Generous donations by the following sponsors ensured each youth a great prize: Bliss’ Department Store, Bob’s Fish Market, The Dory, O’s Place, Sweet Tomato’s, Fresh, Jack’s Marine, Shelter Island Country Club, the Fire Department and the Tuck Shop.

Very special thanks to the 10K Community Fund for its continued generosity and support of this event, without which it could not have taken place. 10K Board members Cliff Clark and Mary Ellen Adipietro were on hand to congratulate each competitor with a commemorative Amanda Clark T-shirt. Scott Lechmanski presented Cliff with a framed photo of the event signed by each competitor.

The community wasn’t short on support for this event as SICC Vice President Ron Lucas, Bill Seeberg, Peg Brennan, Wayne Bourne and Tom Young volunteered to chaperone the competitors through the course.

Mark your calendars for next year’s Junior Golf Program and Tournament. This is an annual event and a part of Shelter Island you won’t want to miss.

08/18/12 4:00pm

BOB DESTEFANO PHOTO | Jake Card hitting a chip shot.

Montauk Downs Golf Club is considered one of the most difficult golf courses in the entire Metropolitan Section but Shelter Island’s Jake Card fired a one-over-par 73 Monday to take first-place honors.

In a field of the best players under 18 years of age in the metropolitan region competing, Card’s 73 was good enough to win by 4 shots over his nearest competitor and 6 shots over the third-place finisher.

Because Card was leaving Shelter Island for High Point University on Thursday morning, the Met PGA tournament was to be his fifth and final event as a high school competitor. He made something happen in the nick of time, even with 3 bogeys in a row; he went on to play the other 15 holes in 2 under par.

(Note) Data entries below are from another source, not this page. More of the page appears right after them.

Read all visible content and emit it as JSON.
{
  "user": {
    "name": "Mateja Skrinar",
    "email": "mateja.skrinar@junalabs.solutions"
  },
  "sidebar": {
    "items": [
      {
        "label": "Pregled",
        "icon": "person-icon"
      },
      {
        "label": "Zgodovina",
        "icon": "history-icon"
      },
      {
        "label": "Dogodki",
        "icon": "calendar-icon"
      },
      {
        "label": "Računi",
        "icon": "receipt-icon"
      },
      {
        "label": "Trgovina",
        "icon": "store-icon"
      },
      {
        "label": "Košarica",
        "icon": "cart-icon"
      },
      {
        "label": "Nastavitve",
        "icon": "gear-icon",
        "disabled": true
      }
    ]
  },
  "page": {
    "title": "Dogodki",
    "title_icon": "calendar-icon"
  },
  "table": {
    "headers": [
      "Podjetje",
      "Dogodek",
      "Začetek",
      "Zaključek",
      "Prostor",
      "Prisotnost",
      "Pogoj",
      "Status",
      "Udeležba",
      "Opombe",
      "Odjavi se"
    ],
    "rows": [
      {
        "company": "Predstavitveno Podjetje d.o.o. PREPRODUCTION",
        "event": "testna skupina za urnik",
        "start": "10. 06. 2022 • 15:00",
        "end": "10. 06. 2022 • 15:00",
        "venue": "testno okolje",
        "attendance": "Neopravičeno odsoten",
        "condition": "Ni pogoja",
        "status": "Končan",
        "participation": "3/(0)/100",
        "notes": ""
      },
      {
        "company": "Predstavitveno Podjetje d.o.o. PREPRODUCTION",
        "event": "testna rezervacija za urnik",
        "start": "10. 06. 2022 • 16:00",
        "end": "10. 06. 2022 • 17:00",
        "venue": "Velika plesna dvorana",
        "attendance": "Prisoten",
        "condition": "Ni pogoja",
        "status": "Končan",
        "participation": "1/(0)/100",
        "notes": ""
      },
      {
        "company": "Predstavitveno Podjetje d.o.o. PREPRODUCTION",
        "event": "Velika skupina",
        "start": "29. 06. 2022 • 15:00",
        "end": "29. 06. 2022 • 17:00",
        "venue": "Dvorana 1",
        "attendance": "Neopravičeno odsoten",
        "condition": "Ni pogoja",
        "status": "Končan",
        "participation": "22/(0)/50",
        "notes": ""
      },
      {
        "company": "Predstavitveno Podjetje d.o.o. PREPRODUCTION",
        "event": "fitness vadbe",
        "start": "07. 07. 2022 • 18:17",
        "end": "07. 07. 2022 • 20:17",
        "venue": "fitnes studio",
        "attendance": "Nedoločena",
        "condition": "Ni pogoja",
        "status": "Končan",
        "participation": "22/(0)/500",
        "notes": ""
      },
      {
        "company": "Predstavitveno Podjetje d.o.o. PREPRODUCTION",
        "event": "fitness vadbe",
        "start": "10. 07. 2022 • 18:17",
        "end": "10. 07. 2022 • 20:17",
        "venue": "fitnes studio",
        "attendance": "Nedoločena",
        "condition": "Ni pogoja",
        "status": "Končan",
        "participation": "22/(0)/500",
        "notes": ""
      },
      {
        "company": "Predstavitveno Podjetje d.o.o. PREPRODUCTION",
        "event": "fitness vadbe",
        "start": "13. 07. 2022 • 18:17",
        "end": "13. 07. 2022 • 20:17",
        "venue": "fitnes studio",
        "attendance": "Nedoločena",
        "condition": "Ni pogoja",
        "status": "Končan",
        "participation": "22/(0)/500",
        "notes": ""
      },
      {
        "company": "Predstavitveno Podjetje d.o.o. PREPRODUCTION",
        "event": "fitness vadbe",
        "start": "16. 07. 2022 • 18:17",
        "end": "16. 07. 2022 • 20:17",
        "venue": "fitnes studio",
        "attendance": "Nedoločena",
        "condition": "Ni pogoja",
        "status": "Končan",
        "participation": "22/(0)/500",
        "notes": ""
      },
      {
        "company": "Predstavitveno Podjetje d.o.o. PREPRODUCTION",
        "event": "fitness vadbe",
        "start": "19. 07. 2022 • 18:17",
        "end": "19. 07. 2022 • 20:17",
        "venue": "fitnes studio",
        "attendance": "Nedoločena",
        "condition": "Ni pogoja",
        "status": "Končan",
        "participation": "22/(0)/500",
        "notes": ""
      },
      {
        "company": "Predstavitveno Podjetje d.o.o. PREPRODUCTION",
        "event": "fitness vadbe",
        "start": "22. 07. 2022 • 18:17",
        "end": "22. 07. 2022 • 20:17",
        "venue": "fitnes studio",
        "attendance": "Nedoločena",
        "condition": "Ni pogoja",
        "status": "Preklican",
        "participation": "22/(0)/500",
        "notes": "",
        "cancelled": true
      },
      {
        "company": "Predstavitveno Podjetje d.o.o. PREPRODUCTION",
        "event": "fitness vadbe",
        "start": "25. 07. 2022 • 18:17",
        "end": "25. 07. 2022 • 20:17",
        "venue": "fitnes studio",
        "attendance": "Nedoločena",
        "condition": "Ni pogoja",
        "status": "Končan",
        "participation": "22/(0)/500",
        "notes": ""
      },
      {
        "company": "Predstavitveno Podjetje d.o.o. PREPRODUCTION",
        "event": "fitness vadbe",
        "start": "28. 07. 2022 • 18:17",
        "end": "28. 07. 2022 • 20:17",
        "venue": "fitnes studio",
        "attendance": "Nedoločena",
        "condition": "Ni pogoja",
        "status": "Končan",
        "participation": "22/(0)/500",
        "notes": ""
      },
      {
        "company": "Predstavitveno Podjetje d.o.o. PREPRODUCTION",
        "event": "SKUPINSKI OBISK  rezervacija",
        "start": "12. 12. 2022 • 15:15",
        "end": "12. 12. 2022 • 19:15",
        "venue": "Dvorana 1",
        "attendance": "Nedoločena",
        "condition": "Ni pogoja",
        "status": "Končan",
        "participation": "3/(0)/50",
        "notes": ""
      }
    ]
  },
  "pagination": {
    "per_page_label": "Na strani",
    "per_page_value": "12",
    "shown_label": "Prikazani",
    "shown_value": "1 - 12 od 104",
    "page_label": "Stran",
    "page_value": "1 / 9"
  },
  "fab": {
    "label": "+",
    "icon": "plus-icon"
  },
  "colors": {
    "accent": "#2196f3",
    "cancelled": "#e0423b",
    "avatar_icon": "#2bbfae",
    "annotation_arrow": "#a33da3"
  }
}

Card commented that during the tournament he had felt he was hitting the ball well and that something good was coming.

His finishes in the PGA’s five Met events included 10th at North Fork Country Club, 8th at Port Jefferson Club and 2nd at both Island’s End and the Piping Rock Club.

It seems a first-place finish was about due.

Asked what had been his highlight shot of the day, he immediately said, “Do you know the 3700-yard 3rd hole? Well, I drove my tee shot 10 yards from the green and made birdie.”

A summer of hard work on his game paid off, making for a perfect college send off.